* Work required: In the data that follows, count every line holding the string "likes" and give the count alone.

[Data about app and page elements]
Start of Block

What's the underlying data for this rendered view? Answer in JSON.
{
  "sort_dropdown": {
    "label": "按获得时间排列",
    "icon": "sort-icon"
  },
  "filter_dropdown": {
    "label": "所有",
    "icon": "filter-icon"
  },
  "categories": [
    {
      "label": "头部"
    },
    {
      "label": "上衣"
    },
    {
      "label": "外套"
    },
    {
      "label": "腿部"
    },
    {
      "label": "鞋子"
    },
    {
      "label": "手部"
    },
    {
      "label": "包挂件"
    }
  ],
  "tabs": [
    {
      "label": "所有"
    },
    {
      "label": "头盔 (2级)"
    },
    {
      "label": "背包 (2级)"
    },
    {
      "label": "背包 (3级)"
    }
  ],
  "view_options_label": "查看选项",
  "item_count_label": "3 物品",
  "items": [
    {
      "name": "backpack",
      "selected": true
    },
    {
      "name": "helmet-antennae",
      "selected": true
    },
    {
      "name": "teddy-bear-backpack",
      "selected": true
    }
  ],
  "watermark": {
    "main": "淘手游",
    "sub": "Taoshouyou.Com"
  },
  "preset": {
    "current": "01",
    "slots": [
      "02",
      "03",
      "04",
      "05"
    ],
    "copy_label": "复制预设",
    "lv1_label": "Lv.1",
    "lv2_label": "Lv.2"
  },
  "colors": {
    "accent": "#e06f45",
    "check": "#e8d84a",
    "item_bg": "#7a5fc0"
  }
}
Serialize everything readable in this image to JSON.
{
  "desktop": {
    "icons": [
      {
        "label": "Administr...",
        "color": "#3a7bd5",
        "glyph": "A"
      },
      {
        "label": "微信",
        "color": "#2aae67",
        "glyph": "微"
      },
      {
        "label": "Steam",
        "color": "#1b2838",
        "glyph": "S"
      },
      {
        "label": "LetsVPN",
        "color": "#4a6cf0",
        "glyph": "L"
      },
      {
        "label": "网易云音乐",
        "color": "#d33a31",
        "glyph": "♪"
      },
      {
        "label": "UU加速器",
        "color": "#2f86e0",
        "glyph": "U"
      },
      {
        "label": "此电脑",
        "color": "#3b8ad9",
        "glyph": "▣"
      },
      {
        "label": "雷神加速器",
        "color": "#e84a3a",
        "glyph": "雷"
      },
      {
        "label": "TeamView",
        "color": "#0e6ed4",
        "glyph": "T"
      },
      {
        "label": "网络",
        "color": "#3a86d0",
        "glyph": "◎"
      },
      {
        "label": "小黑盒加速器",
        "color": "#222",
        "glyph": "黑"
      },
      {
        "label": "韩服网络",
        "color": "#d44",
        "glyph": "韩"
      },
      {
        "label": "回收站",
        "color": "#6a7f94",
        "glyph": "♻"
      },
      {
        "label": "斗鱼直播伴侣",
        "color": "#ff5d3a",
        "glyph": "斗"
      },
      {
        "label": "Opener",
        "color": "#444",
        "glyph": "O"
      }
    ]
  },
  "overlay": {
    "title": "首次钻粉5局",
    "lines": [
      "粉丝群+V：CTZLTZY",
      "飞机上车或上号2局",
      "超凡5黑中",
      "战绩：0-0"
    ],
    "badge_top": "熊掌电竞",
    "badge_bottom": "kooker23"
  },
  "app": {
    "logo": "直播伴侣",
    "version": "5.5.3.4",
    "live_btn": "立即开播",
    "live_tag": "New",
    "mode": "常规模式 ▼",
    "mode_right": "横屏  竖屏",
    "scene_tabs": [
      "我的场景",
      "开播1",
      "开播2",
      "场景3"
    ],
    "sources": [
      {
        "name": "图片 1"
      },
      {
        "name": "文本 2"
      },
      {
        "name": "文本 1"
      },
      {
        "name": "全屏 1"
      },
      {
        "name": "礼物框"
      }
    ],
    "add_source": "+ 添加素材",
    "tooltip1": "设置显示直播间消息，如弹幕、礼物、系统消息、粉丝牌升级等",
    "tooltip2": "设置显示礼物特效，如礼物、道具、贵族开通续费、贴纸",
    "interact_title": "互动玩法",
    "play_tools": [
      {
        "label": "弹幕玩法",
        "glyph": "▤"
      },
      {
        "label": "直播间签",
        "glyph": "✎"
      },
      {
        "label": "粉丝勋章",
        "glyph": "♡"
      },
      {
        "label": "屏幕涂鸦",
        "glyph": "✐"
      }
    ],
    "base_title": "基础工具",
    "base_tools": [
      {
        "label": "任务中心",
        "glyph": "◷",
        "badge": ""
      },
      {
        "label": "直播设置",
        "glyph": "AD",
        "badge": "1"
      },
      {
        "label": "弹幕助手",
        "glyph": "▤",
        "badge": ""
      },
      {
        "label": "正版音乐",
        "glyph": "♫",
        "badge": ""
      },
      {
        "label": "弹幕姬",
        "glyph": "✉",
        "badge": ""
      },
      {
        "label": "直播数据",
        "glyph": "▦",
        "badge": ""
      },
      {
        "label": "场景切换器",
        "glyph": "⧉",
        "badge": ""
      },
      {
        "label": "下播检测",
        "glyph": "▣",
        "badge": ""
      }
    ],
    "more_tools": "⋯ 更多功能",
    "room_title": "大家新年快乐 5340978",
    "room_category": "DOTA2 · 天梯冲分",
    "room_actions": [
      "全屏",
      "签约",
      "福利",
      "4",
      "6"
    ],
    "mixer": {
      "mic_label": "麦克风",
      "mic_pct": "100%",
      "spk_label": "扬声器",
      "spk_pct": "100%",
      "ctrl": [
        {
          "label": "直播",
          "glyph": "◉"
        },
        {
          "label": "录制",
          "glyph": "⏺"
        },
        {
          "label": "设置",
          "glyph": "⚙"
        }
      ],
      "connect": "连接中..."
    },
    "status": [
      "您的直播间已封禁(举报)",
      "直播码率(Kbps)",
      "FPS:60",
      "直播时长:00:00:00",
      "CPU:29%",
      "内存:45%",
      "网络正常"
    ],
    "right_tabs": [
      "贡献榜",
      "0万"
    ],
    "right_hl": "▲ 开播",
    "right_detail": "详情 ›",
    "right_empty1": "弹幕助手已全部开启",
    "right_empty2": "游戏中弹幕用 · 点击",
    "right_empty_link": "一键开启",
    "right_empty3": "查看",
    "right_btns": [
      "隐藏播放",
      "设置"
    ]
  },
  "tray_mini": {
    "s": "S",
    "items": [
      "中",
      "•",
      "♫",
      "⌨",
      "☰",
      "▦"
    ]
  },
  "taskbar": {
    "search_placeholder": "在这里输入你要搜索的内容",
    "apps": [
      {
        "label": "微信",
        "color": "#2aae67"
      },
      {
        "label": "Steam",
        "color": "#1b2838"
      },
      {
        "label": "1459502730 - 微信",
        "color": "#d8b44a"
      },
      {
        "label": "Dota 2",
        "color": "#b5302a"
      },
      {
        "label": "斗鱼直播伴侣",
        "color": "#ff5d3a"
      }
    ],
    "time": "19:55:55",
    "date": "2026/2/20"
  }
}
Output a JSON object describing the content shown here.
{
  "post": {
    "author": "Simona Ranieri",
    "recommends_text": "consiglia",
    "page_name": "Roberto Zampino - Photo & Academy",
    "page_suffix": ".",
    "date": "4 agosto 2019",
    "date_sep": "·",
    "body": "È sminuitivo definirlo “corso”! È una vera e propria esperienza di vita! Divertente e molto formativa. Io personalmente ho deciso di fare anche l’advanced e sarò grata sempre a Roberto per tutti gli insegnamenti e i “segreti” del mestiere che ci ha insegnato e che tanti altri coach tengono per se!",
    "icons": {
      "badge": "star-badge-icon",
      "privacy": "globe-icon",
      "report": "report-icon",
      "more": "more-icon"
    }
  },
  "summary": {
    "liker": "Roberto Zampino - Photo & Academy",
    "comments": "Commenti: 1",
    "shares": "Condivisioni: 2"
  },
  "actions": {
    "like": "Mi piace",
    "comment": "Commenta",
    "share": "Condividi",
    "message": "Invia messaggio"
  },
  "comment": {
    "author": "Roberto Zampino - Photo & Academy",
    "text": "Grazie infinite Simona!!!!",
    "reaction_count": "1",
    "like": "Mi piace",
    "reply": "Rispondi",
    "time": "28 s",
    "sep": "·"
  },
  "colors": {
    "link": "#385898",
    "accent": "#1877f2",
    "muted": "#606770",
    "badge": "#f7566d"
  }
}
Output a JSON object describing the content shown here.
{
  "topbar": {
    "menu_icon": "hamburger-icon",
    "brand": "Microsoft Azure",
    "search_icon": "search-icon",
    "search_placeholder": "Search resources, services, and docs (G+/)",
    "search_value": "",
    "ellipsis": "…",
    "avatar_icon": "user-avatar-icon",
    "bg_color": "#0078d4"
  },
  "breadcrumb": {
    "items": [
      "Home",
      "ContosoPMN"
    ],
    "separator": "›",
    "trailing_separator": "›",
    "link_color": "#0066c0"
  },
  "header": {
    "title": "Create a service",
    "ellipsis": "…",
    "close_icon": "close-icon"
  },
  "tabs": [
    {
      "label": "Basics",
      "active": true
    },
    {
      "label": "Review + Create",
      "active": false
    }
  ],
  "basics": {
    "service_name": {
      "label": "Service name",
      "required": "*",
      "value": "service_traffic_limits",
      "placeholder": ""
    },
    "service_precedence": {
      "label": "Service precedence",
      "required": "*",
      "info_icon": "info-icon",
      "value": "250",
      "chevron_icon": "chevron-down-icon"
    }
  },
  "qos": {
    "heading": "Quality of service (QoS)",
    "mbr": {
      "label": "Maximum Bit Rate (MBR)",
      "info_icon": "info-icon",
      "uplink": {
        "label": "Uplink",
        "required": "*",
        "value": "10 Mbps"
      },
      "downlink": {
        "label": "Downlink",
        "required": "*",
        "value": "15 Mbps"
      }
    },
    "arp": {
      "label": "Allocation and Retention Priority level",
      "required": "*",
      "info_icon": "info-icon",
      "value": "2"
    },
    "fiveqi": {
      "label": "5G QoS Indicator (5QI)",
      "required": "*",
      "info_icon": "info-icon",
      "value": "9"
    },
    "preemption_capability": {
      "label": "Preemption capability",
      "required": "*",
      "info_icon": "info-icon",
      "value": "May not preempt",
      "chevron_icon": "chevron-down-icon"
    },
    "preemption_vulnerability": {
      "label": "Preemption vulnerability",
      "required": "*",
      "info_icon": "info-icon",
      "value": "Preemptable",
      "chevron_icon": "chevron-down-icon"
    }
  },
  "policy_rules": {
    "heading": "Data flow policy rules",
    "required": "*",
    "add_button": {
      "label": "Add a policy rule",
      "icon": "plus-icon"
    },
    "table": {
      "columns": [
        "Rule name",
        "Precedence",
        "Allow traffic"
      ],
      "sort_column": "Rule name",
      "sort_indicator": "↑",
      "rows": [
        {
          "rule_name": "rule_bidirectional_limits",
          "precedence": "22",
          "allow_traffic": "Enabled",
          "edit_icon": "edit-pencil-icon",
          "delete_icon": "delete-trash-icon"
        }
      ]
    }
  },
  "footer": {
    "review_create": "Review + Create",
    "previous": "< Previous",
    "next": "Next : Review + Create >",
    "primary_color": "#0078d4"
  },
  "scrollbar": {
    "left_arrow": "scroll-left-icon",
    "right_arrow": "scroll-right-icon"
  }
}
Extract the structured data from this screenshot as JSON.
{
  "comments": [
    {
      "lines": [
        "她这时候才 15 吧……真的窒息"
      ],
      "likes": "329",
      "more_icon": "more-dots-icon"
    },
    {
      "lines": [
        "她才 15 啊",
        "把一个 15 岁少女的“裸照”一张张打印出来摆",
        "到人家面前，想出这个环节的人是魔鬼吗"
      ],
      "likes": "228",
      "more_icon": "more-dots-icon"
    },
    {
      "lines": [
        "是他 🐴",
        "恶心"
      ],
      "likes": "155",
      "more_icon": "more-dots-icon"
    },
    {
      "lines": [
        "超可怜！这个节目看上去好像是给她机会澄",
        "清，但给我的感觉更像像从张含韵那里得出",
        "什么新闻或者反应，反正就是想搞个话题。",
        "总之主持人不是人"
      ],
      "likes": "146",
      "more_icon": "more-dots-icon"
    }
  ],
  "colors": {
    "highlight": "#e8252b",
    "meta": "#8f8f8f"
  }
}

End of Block

* Expected output: 4